And then there are those dastardly sharks, the publishers. You can be rest assured that very few out there will be thrilled at the idea of crowd-sourcing funding, and when a developer needs a hand, there may be very few out there willing to give them one. They have their own ways of making money and games, and change is a difficult, scary process – you can be assured that someone from Activision will say something snarky about this at some point in the next few weeks. Bobby Kotick didn’t accidentally turn Activision into one of the worlds biggest and most profitable publishing houses – and you can guarantee he may not like the idea of relinquishing control of the finances.
But this is stuff to worry about at a later date, because the plus points are still fantastic. Gamers funding games. It’s a great idea.
But money is a complicated, murky beast and I suspect, there are many more pros and cons lurking in the wings to feast on the unwary. Double Fine are experienced and no doubt will turn out a fantastic end product (in a double-standard to this post, I have actually pledged a chunk of money to it!), but if this is the future for certain genres, then we need to see the results and mistakes being made to pave the way for future projects. Sure, the mistakes will be costly. And damaging. But that’s the joy of popularising a new movement in how games can be funded. You have to show how it is done – or not, as the case may be.
But never be under the illusion that money doesn’t matter. It does. That’s why adventure games died off in the first place – the market became insignificantly small in the wake of big sci-fi first-person shooters. Because there was more money being made in the latter than the former.

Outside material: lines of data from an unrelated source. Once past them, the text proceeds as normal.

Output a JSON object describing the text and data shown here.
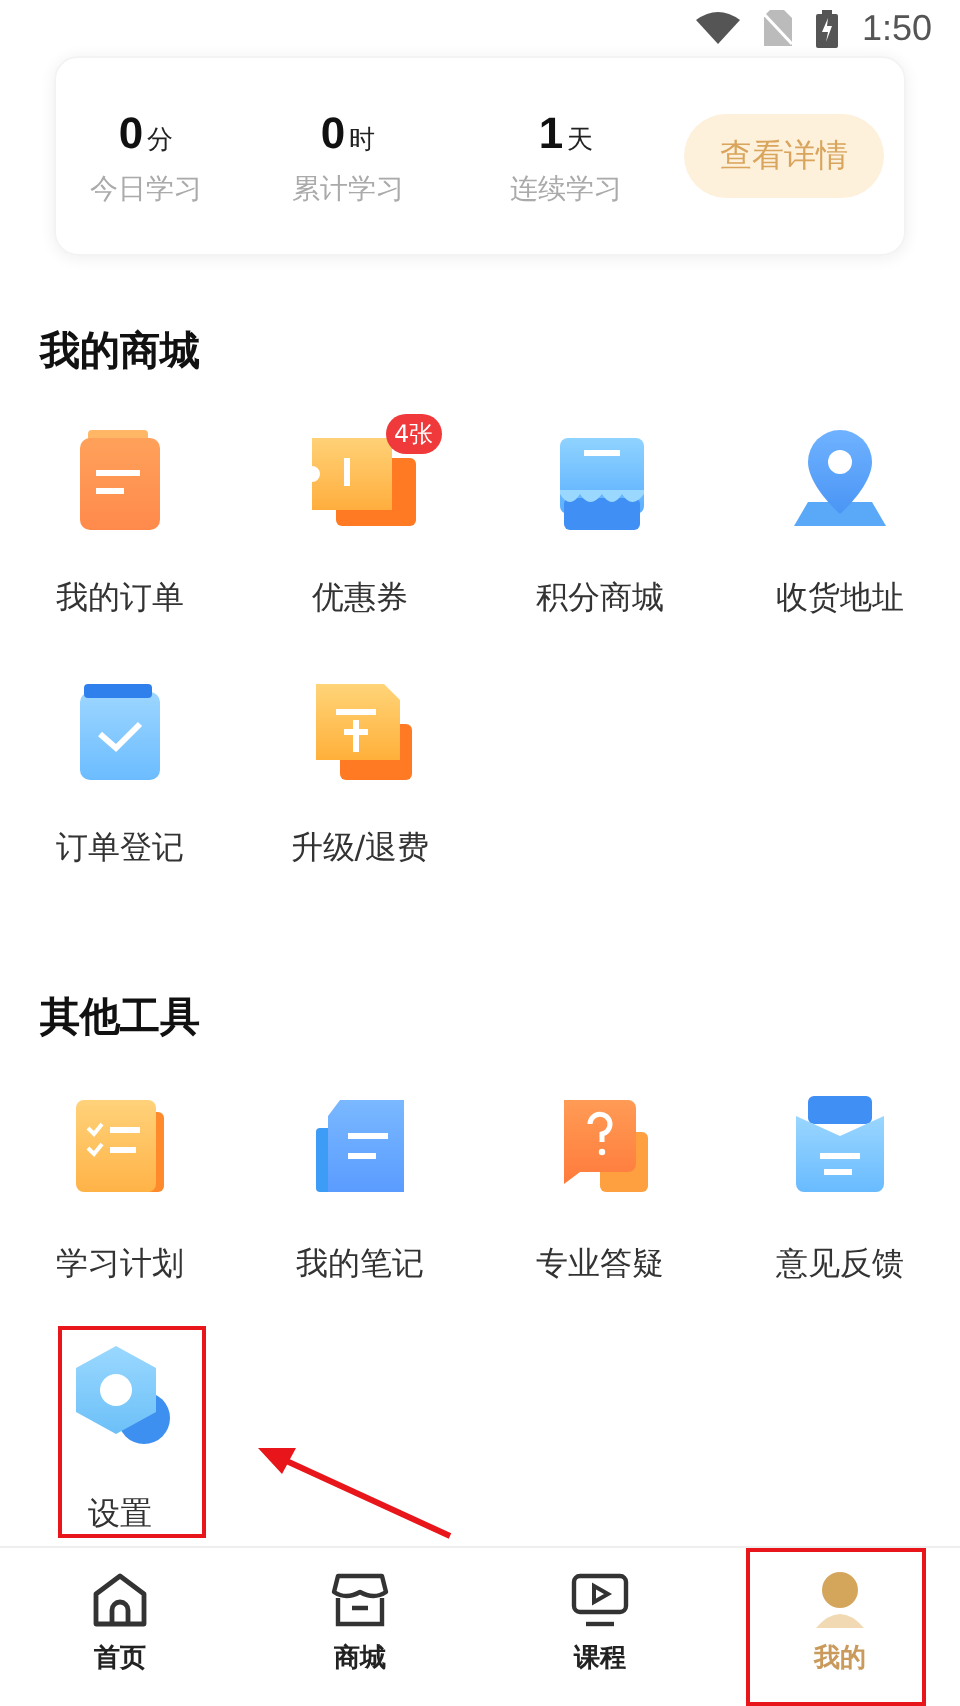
{
  "status_bar": {
    "time": "1:50"
  },
  "stats": [
    {
      "value": "0",
      "unit": "分",
      "label": "今日学习"
    },
    {
      "value": "0",
      "unit": "时",
      "label": "累计学习"
    },
    {
      "value": "1",
      "unit": "天",
      "label": "连续学习"
    }
  ],
  "details_button": "查看详情",
  "sections": [
    {
      "title": "我的商城",
      "items": [
        {
          "label": "我的订单",
          "highlighted": false
        },
        {
          "label": "优惠券",
          "badge": "4张",
          "highlighted": false
        },
        {
          "label": "积分商城",
          "highlighted": false
        },
        {
          "label": "收货地址",
          "highlighted": false
        },
        {
          "label": "订单登记",
          "highlighted": false
        },
        {
          "label": "升级/退费",
          "highlighted": false
        }
      ]
    },
    {
      "title": "其他工具",
      "items": [
        {
          "label": "学习计划",
          "highlighted": false
        },
        {
          "label": "我的笔记",
          "highlighted": false
        },
        {
          "label": "专业答疑",
          "highlighted": false
        },
        {
          "label": "意见反馈",
          "highlighted": false
        },
        {
          "label": "设置",
          "highlighted": true
        }
      ]
    }
  ],
  "tabs": [
    {
      "label": "首页",
      "selected": false,
      "highlighted": false
    },
    {
      "label": "商城",
      "selected": false,
      "highlighted": false
    },
    {
      "label": "课程",
      "selected": false,
      "highlighted": false
    },
    {
      "label": "我的",
      "selected": true,
      "highlighted": true
    }
  ]
}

This is a business at the end of the day. All businesses need to make some money. Deluding yourself otherwise, especially if you are pledging a large sum of money to a game project in this manner, may be the downfall of the whole thing.
Let’s hope not.